SOURCE INFORMATION Start Marker
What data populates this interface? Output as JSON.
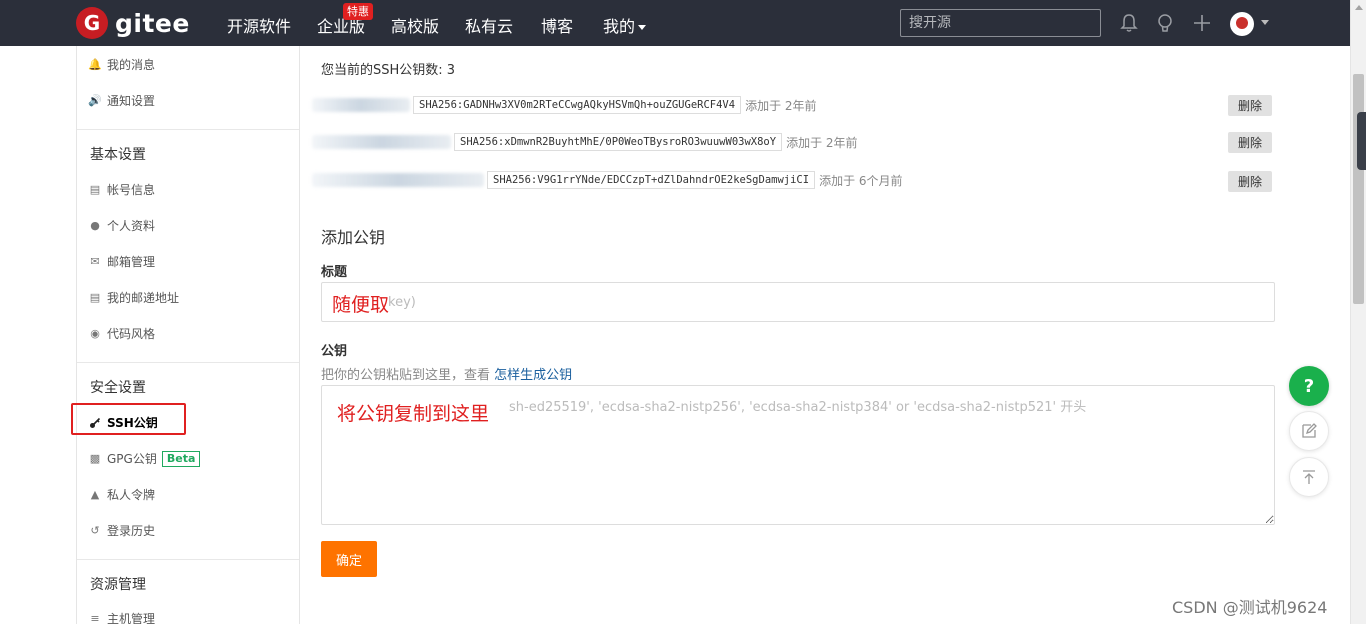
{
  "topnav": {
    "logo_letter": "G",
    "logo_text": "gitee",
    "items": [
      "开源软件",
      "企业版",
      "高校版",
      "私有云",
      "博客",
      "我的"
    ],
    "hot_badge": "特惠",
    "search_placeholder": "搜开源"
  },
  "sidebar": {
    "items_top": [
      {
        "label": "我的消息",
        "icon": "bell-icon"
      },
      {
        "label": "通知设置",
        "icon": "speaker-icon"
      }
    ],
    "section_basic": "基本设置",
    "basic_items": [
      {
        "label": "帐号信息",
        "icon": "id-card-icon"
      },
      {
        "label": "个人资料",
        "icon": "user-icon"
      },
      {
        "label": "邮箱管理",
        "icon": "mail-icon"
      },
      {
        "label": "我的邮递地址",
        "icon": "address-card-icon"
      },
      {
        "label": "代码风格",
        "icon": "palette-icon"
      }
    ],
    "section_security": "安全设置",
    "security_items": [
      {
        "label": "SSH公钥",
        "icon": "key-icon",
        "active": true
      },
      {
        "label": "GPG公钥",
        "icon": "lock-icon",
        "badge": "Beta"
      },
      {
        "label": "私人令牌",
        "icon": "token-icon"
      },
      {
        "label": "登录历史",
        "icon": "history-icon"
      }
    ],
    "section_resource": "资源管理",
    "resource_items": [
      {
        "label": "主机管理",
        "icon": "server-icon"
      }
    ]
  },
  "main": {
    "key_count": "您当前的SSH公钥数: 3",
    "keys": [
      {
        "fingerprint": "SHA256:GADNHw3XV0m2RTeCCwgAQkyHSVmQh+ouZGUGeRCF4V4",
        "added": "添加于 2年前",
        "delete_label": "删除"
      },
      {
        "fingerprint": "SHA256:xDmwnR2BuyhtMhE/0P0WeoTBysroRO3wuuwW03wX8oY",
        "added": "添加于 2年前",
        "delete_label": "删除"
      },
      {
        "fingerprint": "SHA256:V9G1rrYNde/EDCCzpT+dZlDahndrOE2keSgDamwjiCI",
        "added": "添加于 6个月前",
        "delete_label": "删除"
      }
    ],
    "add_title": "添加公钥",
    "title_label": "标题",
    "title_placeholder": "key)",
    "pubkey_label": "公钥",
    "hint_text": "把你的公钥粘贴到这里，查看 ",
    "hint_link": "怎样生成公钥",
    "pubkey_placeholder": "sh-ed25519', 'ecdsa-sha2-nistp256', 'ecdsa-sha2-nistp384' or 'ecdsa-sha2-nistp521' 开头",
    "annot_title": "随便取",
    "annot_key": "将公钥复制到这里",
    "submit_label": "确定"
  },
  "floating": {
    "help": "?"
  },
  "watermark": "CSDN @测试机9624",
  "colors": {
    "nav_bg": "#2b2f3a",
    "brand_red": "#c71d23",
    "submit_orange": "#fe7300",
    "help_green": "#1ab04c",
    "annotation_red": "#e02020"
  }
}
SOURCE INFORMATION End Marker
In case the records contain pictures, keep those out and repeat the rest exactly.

**OUTPUT FOR THIS TASK:**
What data populates this interface? Output as JSON.
{
  "topnav": {
    "logo_letter": "G",
    "logo_text": "gitee",
    "items": [
      "开源软件",
      "企业版",
      "高校版",
      "私有云",
      "博客",
      "我的"
    ],
    "hot_badge": "特惠",
    "search_placeholder": "搜开源"
  },
  "sidebar": {
    "items_top": [
      {
        "label": "我的消息",
        "icon": "bell-icon"
      },
      {
        "label": "通知设置",
        "icon": "speaker-icon"
      }
    ],
    "section_basic": "基本设置",
    "basic_items": [
      {
        "label": "帐号信息",
        "icon": "id-card-icon"
      },
      {
        "label": "个人资料",
        "icon": "user-icon"
      },
      {
        "label": "邮箱管理",
        "icon": "mail-icon"
      },
      {
        "label": "我的邮递地址",
        "icon": "address-card-icon"
      },
      {
        "label": "代码风格",
        "icon": "palette-icon"
      }
    ],
    "section_security": "安全设置",
    "security_items": [
      {
        "label": "SSH公钥",
        "icon": "key-icon",
        "active": true
      },
      {
        "label": "GPG公钥",
        "icon": "lock-icon",
        "badge": "Beta"
      },
      {
        "label": "私人令牌",
        "icon": "token-icon"
      },
      {
        "label": "登录历史",
        "icon": "history-icon"
      }
    ],
    "section_resource": "资源管理",
    "resource_items": [
      {
        "label": "主机管理",
        "icon": "server-icon"
      }
    ]
  },
  "main": {
    "key_count": "您当前的SSH公钥数: 3",
    "keys": [
      {
        "fingerprint": "SHA256:GADNHw3XV0m2RTeCCwgAQkyHSVmQh+ouZGUGeRCF4V4",
        "added": "添加于 2年前",
        "delete_label": "删除"
      },
      {
        "fingerprint": "SHA256:xDmwnR2BuyhtMhE/0P0WeoTBysroRO3wuuwW03wX8oY",
        "added": "添加于 2年前",
        "delete_label": "删除"
      },
      {
        "fingerprint": "SHA256:V9G1rrYNde/EDCCzpT+dZlDahndrOE2keSgDamwjiCI",
        "added": "添加于 6个月前",
        "delete_label": "删除"
      }
    ],
    "add_title": "添加公钥",
    "title_label": "标题",
    "title_placeholder": "key)",
    "pubkey_label": "公钥",
    "hint_text": "把你的公钥粘贴到这里，查看 ",
    "hint_link": "怎样生成公钥",
    "pubkey_placeholder": "sh-ed25519', 'ecdsa-sha2-nistp256', 'ecdsa-sha2-nistp384' or 'ecdsa-sha2-nistp521' 开头",
    "annot_title": "随便取",
    "annot_key": "将公钥复制到这里",
    "submit_label": "确定"
  },
  "floating": {
    "help": "?"
  },
  "watermark": "CSDN @测试机9624",
  "colors": {
    "nav_bg": "#2b2f3a",
    "brand_red": "#c71d23",
    "submit_orange": "#fe7300",
    "help_green": "#1ab04c",
    "annotation_red": "#e02020"
  }
}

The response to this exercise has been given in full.